Several dozen opposition and civic activists rallied in Yerevan on Wednesday to mark the first anniversary of the official announcement of President Serzh Sarkisian’s unexpected decision to make Armenia part of a Russian-led union of ex-Soviet states.
Sarkisian announced the foreign policy U-turn after talks held with Russia’s President Vladimir Putin near Moscow on September 3, 2013. The move, widely attributed to Russian pressure, came less than two months after his government completed negotiations with the European Union on a far-reaching Association Agreement.
The EU responded by cancelling the planned signing of the agreement, saying that its dominant free-trade component is “not compatible” with Armenia’s membership in Russia’s Customs Union with Belarus and Kazakhstan.
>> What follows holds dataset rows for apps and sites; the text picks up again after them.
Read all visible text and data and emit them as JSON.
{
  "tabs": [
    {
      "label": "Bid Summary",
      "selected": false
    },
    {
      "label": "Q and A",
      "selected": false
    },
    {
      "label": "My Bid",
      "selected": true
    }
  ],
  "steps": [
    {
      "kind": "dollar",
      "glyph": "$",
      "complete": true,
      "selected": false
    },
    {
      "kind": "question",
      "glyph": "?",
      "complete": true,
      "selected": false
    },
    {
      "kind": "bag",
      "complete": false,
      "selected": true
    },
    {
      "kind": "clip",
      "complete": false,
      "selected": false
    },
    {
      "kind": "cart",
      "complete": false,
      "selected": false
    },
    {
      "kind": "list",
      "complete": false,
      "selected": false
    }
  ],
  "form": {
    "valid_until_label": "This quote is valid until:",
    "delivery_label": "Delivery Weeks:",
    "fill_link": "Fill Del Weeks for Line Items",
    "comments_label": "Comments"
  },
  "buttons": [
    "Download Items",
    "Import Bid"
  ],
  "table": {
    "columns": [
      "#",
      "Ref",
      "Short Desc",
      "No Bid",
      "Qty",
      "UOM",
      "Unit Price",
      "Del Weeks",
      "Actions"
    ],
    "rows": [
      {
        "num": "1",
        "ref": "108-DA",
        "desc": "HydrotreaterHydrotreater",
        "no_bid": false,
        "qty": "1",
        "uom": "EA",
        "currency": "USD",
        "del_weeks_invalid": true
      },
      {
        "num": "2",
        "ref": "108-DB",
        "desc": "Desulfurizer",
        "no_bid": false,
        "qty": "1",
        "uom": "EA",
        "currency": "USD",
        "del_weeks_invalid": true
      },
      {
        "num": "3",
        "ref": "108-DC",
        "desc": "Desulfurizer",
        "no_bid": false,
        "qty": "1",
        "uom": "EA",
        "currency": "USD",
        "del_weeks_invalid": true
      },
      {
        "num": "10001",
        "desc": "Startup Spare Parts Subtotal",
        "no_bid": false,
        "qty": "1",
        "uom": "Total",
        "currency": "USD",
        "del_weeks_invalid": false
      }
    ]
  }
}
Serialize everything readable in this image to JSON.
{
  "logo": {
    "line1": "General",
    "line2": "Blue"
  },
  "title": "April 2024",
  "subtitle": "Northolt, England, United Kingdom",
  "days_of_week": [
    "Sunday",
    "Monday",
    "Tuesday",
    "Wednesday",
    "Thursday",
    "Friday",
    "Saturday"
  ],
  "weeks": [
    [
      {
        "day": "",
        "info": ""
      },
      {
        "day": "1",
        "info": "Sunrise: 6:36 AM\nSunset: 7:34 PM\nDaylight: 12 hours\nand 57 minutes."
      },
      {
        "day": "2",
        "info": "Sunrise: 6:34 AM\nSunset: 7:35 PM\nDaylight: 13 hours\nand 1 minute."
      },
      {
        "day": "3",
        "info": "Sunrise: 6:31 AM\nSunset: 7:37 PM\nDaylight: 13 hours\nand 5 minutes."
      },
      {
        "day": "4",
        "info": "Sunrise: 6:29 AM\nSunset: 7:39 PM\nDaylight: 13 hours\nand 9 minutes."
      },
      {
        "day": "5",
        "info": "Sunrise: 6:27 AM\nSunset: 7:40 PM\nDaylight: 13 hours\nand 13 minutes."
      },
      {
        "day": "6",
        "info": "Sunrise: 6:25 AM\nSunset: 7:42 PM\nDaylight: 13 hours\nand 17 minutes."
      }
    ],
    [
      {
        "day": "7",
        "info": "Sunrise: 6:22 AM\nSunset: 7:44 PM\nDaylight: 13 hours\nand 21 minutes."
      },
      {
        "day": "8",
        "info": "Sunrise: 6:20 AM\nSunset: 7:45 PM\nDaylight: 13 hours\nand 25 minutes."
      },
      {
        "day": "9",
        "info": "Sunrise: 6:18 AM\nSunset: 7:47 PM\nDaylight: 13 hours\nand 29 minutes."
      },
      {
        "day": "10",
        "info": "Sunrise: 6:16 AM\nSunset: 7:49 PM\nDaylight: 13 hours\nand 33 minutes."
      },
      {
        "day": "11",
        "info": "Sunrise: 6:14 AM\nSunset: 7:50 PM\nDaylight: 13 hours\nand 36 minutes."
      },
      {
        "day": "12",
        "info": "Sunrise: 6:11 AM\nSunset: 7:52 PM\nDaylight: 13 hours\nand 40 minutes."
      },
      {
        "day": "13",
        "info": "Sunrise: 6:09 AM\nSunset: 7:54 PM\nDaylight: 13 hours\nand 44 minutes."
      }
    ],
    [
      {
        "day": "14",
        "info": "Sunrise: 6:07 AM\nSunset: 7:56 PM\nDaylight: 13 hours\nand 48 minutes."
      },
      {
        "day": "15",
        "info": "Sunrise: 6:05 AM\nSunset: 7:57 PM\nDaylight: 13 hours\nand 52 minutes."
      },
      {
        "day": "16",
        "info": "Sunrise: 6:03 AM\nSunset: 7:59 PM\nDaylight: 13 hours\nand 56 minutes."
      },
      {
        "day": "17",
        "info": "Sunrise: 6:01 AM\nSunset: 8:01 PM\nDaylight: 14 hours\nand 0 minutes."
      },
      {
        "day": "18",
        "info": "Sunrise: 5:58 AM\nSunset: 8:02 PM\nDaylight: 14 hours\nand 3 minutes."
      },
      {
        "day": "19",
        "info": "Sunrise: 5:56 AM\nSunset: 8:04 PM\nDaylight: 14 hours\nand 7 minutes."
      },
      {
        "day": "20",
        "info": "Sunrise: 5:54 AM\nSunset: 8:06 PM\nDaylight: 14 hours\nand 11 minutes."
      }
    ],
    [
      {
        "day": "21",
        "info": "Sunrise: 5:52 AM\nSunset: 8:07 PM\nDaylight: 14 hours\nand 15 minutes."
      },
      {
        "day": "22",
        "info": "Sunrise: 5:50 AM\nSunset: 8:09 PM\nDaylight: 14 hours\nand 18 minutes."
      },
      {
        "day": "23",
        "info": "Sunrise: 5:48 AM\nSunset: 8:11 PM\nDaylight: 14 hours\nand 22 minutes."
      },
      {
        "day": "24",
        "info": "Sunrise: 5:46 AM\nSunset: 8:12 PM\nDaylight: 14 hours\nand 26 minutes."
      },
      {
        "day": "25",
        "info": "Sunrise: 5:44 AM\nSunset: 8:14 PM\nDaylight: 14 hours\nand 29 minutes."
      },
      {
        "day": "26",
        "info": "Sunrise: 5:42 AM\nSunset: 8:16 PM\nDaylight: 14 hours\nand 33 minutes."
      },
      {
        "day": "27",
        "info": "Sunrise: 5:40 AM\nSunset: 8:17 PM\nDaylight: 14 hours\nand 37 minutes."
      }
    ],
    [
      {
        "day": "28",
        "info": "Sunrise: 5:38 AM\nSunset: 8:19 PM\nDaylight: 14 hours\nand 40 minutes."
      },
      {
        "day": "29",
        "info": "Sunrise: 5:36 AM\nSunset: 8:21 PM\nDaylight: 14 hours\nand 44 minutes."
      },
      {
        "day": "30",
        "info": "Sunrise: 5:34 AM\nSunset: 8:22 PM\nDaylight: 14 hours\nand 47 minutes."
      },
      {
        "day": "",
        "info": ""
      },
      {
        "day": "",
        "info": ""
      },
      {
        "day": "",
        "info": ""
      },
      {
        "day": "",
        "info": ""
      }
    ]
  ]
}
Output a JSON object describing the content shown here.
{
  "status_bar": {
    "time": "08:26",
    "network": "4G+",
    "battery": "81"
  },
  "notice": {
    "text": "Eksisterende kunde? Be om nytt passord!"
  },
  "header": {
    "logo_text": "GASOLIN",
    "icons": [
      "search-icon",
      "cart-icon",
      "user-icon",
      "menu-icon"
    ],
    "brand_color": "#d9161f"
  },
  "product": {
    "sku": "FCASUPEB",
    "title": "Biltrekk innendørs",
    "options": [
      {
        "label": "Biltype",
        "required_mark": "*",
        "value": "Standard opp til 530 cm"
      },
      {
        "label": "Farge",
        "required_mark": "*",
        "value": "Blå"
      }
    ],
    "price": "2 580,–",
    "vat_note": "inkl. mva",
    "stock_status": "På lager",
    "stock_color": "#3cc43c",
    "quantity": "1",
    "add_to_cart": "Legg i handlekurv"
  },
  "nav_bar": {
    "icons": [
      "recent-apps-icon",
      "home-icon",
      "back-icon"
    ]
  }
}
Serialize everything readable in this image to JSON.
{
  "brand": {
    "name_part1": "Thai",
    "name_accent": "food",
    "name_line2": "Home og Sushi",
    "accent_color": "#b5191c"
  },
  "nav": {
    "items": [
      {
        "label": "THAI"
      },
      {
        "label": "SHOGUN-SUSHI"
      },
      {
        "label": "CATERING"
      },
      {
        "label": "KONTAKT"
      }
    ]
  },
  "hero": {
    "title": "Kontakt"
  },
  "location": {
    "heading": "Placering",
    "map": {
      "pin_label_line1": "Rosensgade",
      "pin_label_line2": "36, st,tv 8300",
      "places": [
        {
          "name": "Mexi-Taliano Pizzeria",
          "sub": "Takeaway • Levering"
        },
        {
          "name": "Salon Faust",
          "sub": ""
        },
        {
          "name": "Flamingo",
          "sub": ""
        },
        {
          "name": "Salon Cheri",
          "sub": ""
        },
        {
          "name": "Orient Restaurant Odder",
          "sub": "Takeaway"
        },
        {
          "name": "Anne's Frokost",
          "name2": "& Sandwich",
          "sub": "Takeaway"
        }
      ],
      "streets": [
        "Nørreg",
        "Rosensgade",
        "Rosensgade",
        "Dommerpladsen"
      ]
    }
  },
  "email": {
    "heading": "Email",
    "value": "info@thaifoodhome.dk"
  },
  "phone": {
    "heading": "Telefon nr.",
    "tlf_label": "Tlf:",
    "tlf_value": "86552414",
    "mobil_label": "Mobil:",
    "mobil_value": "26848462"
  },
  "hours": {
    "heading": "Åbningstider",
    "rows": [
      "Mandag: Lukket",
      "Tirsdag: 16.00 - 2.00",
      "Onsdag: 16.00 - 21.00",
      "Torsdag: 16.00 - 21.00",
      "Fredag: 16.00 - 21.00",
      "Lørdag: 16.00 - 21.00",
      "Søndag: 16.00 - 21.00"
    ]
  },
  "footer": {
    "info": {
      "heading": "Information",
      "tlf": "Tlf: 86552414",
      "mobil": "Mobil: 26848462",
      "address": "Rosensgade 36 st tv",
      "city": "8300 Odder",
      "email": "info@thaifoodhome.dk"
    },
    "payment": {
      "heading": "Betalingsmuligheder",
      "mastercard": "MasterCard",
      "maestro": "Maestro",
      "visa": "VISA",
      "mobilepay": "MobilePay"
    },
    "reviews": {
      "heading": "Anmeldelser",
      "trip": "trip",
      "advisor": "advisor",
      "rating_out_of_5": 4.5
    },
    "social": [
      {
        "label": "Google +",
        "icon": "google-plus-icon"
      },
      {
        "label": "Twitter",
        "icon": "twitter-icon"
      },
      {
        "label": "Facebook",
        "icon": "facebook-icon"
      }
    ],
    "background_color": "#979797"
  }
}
It rejected Yerevan’s proposal to sign a significantly watered-down version of the accord.
Sarkisian and his political allies have since repeatedly defended the volte face, saying that it will benefit the Armenian economy. They have also implied that joining the bloc, currently transformed into the Eurasian Economic Union (EEU), is essential for preserving Armenia’s military alliance with Russia.
Critics, notably pro-Western youth activists, civil rights campaigners and some opposition parties, dismiss these arguments, saying that Armenia risks losing its independence because Putin is bent on restoring the Soviet Union.
Several dozen of them gathered in Yerevan’s Liberty Square and marched towards the presidential administration building to reiterate their strong objections. In a written appeal to Sarkisian, they claimed that membership in the EEU will make Armenia “a tool in the hands of the Russian evil empire.” “Russia will use our country for satisfying its imperial ambitions,” added the statement read out by Davit Sanasarian, a senior member of the opposition Zharangutyun (Heritage) party.
Some protesters said they are also worried that the Sarkisian will now emulate authoritarian practices of his Russian, Kazakh and Belarusian counterparts frequently criticized by Western human rights groups. “They may well export their methods of dealing with dissent to Armenia,” said Levon Barseghian of the Gyumri-based Asparez Journalists’ Club.
These concerns were echoed by some well-known opposition figures. Alexander Arzumanian, a parliament deputy and former foreign minister, argued that Sarkisian’s U-turn dealt a severe blow to Armenia’s deeper integration with the EU which many hoped will spur economic and political reforms in the country. He also cited negative consequences of Russia’s deepening standoff with the West over the crisis in Ukraine. It is still not too late for Armenia to steer clear of the Russian-led union, Arzumanian told RFE/RL’s Armenian service (Azatutyun.am).
“In a sense, we have ourselves to blame for this situation,” said another opposition lawmaker, Hrant Bagratian. “We should not have moved in either direction in these turbulent times.”
Zharangutyun is the only major opposition party to have officially spoken out against joining the EEU, a fact that might explain why street protests against Sarkisian’s decision have not attracted large crowds. The three other parliamentary forces challenging Sarkisian have treaded far more carefully, anxious not to antagonize Moscow.